In May, seven Myanmar soldiers jailed for killing 10 Rohingya men and boys were released early from prison. Myanmar says its military operations targeted Rohingya militants, and the military has previously cleared itself of wrongdoing.
What is the likely outcome of this case?
For now, The Gambia is just asking the court to impose “provisional measures” to protect the Rohingya in Myanmar and elsewhere from further threats or violence. These will be legally binding.
To rule that Myanmar has committed genocide, the court will have to determine that the state acted “with intent to destroy in whole or in part” the Rohingya minority.
Even then the ICJ has no way of enforcing the outcome – and neither Aung San Suu Kyi nor the generals would automatically be arrested and put on trial.
But a guilty ruling could lead to sanctions, and would cause significant reputational and economic damage to Myanmar.
What is the current situation for the Rohingya?
Hundreds of thousands of Rohingya have fled Myanmar since the military operations began.
As of 30 September, there were 915,000 Rohingya refugees in camps in Bangladesh. Almost 80% arrived between August and December 2017, and in March this year, Bangladesh said it would accept no more.
In August, Bangladesh set up a voluntary return scheme – but not a single Rohingya person chose to go.
Bangladesh plans to relocate 100,000 refugees to Bhasan Char, a small island in the Bay of Bengal, but some 39 aid agencies and human rights groups have opposed the idea.

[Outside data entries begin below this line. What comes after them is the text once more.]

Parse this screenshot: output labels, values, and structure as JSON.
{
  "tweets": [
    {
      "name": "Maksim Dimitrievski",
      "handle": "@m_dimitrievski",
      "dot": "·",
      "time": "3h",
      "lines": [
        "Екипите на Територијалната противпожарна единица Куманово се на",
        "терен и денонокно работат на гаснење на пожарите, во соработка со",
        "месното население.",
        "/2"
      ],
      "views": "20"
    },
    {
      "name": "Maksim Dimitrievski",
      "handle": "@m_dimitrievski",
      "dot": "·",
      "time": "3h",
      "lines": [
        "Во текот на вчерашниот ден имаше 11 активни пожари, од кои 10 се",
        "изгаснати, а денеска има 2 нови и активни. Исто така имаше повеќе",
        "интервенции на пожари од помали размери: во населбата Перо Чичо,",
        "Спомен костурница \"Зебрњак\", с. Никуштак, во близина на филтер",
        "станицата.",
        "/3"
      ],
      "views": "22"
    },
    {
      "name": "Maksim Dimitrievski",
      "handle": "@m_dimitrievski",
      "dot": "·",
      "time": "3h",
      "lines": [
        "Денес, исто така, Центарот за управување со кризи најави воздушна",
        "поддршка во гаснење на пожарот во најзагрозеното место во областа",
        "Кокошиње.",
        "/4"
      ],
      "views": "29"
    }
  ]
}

In September, the BBC’s Jonathan Head reported that police barracks, government buildings and refugee relocation camps had been built on the sites of former Rohingya villages in Myanmar.